“If you’re going to compare concussion rates at practices versus games, you have to have the same degree of scrutiny at practices as at games,” Cantu says. “There’s nobody at practice other than the coaches, and we don’t know if they know what a concussion is or not, and they can’t make the diagnosis.” Nowinski points to one past study’s finding that a trainer’s presence increases the incidence of concussions four to eight times and another that found doctors can identify up to seven times as many concussions as athletic trainers.
In fact, noting that the concussion rate in Kontos’s study for young players during games is two to three times higher than it is for older players during games, Nowinski said the study shows that football for eight- to 12-year-olds “is dramatically more dangerous than for high school and college players. Due to the lack of medical infrastructure at all levels of football below high school, this study shows there is more reason than ever to restrict full-contact practice.”

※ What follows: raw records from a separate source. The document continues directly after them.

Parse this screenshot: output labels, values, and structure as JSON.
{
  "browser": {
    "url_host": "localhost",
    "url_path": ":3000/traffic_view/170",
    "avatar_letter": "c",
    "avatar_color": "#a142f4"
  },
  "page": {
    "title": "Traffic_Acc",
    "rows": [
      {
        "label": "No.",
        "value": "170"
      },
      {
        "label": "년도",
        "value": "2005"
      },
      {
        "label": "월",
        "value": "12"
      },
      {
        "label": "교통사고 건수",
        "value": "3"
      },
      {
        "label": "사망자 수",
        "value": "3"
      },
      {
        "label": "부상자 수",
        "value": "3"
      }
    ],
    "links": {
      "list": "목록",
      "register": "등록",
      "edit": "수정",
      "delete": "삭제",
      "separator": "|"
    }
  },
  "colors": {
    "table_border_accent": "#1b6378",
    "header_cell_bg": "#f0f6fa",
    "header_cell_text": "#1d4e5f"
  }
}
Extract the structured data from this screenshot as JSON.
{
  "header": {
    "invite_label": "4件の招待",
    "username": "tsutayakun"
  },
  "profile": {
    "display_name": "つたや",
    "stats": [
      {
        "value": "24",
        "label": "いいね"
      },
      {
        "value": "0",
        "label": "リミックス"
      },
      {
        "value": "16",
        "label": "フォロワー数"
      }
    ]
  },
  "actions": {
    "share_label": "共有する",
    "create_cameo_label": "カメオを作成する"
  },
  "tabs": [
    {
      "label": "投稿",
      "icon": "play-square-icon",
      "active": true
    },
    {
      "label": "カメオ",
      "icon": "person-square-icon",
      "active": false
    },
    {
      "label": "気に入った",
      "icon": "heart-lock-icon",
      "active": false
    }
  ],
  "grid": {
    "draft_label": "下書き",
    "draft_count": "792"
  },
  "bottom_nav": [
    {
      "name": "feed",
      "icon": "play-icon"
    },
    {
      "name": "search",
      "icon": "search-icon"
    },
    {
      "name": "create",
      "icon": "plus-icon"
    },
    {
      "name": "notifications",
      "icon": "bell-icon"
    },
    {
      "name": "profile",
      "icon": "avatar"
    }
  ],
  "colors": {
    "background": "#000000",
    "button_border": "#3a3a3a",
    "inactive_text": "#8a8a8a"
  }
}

Together, the two studies offer a couple of takeaways. The potential biases in the first study and the low practice numbers in the second support prior findings that many concussions go unreported while also pointing to high incidence rates among youth. The Eisenberg study also reveals the challenges in assessing the severity of concussions, suggesting “that there cannot be an absolute set standard on how a concussion should be treated,” Clearfield says. And the “dose-response effect” in Eisenberg’s study—where more time is required to recover when more concussions have occurred in a patient’s history—offers more evidence of the potentially lifelong symptoms of multiple concussions. Athletes with multiple concussions at a young age, Nowinski says, should seriously consider switching to a sport in which concussions are less likely.